Work required
Scan the entries below. List each line with "title".

|---|

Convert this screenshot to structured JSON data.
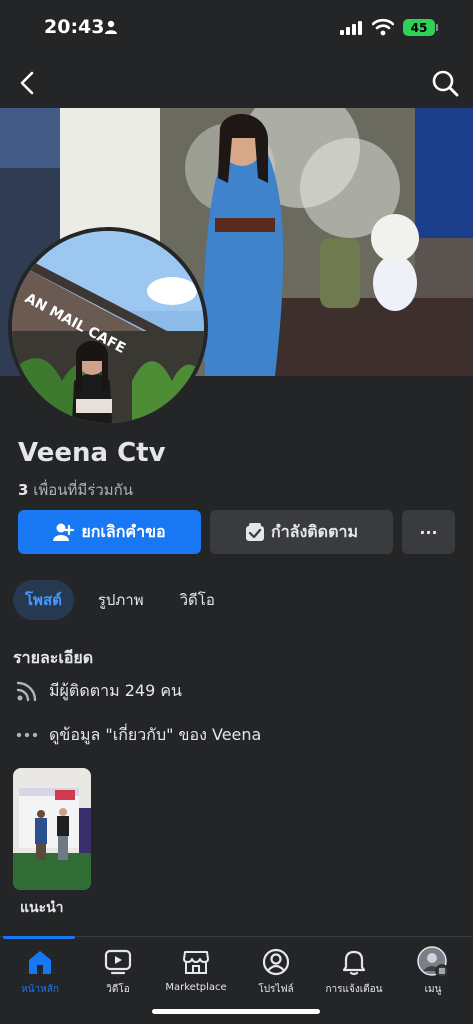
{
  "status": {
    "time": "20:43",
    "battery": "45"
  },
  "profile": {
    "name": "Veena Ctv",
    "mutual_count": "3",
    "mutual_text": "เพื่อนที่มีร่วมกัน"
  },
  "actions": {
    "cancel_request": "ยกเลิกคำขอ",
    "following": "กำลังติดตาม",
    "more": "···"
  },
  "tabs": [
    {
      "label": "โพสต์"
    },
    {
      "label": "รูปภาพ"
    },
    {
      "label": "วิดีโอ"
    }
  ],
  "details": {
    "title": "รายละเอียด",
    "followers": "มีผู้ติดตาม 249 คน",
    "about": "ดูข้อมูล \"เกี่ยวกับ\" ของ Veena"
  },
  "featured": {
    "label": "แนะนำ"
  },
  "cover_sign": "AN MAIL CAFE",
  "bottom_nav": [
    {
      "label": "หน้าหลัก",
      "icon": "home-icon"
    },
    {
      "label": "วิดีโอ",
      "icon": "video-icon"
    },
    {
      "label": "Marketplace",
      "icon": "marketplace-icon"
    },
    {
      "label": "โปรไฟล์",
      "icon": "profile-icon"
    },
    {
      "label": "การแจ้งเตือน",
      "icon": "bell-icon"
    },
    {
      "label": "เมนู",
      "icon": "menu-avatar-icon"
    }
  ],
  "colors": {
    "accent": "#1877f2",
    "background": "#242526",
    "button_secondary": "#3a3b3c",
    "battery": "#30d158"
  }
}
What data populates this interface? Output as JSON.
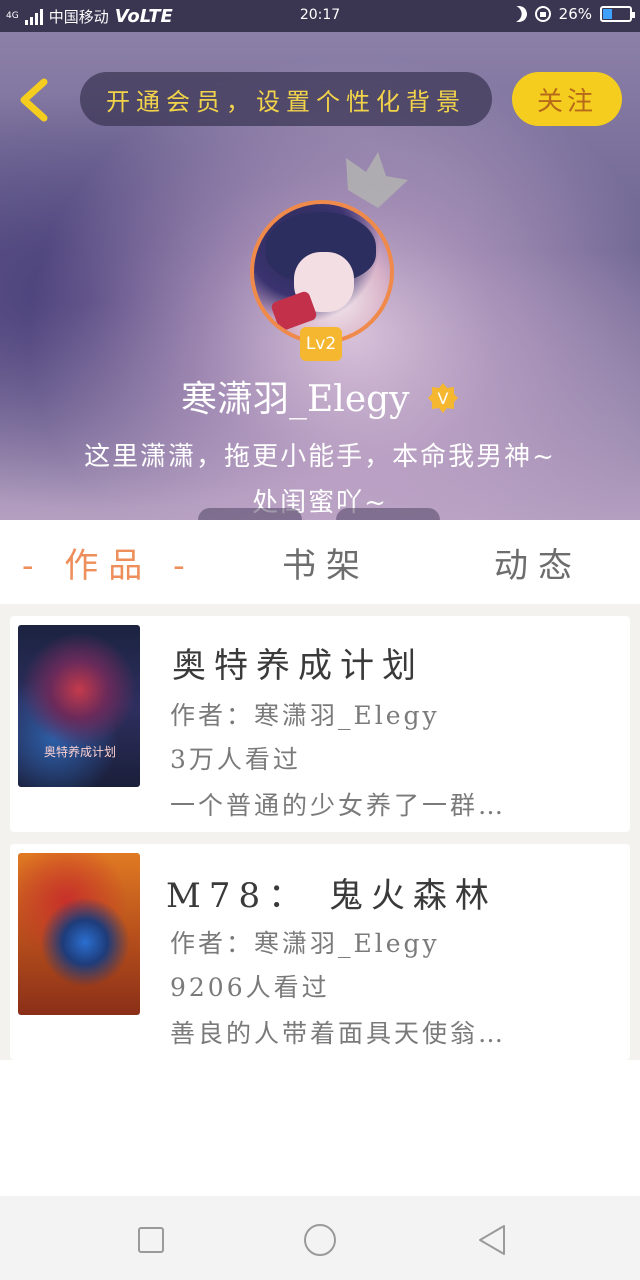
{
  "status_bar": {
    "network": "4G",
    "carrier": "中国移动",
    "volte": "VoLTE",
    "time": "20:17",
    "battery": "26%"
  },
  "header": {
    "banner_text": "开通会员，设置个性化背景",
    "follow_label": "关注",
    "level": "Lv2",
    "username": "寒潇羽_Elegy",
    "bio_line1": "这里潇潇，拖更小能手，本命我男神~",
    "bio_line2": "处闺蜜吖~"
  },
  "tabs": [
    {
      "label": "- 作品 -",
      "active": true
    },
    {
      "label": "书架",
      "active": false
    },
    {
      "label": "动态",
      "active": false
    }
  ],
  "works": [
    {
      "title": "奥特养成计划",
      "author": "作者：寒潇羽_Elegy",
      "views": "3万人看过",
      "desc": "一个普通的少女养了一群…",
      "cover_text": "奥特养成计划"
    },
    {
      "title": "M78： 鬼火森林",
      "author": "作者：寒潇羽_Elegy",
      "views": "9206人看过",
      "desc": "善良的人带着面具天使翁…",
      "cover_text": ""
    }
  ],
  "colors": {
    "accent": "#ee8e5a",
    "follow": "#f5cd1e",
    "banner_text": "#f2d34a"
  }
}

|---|

Exercise solution
    "title": "รายละเอียด",
      "title": "奥特养成计划",
      "title": "M78： 鬼火森林",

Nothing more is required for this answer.